The crime reports were thrown out of court by a Buffalo City Court, his attorney Paul Cambria confirmed. He went on to add that this was a result of a plea agreement* the parties had agreed to in October with Judge Barbara Johnson-Lee, who at the time had ordered an adjournment before dismissing the charges yesterday.
"The time period expired and so the charges were dismissed and the record sealed," said Cambria.
The Buffalo Sabres player had been charged with misdemeanor trespass, and additional noncriminal disorderly conduct and harassment violations related to the incidents, where Kane had been alleged to grab the women and pull them by the hair, and then refused to comply with the bouncer’s request to him to leave.
Kane didn’t speak directly to the media at the time, but his lawyer Cambria was vociferous in his denial of the portrayal of his client.
The dismissal should result in lifting of a cloud that has hung over Kane for months now, with speculation that his trade value was likely affected at the deadline over his misdemeanor issues. However, the winger also played some of the best hockey of his career in the winter-spring period, including being one of the top 5-vs-5 forwards in the League in a three month stretch from December onwards.
*While we were not privy to the exact wording of the court ruling, DBTB reader Temson speculated that this might have been an ACD (adjournment in contemplation of dismissal) and not a plea deal.
By definition, from Wikipedia -

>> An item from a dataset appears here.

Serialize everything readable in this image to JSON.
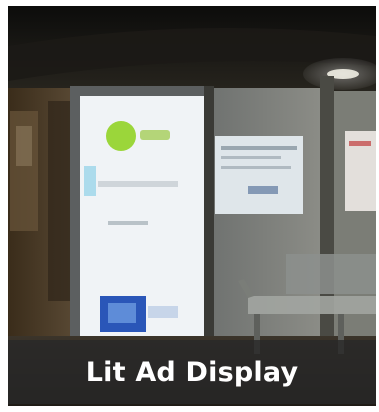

In United States criminal law, adjournment in contemplation of dismissal (ACD or ACOD) may be offered to a defendant in the interest of justice with a view toward ultimate dismissal of the charge The judgeusually adjourns the case for a period of six months (sometimes a year) after which time the case will be dismissed as long as the defendant has stayed out of trouble (i.e., has not gotten arrested again). It is neither a form of probation, nor a conviction.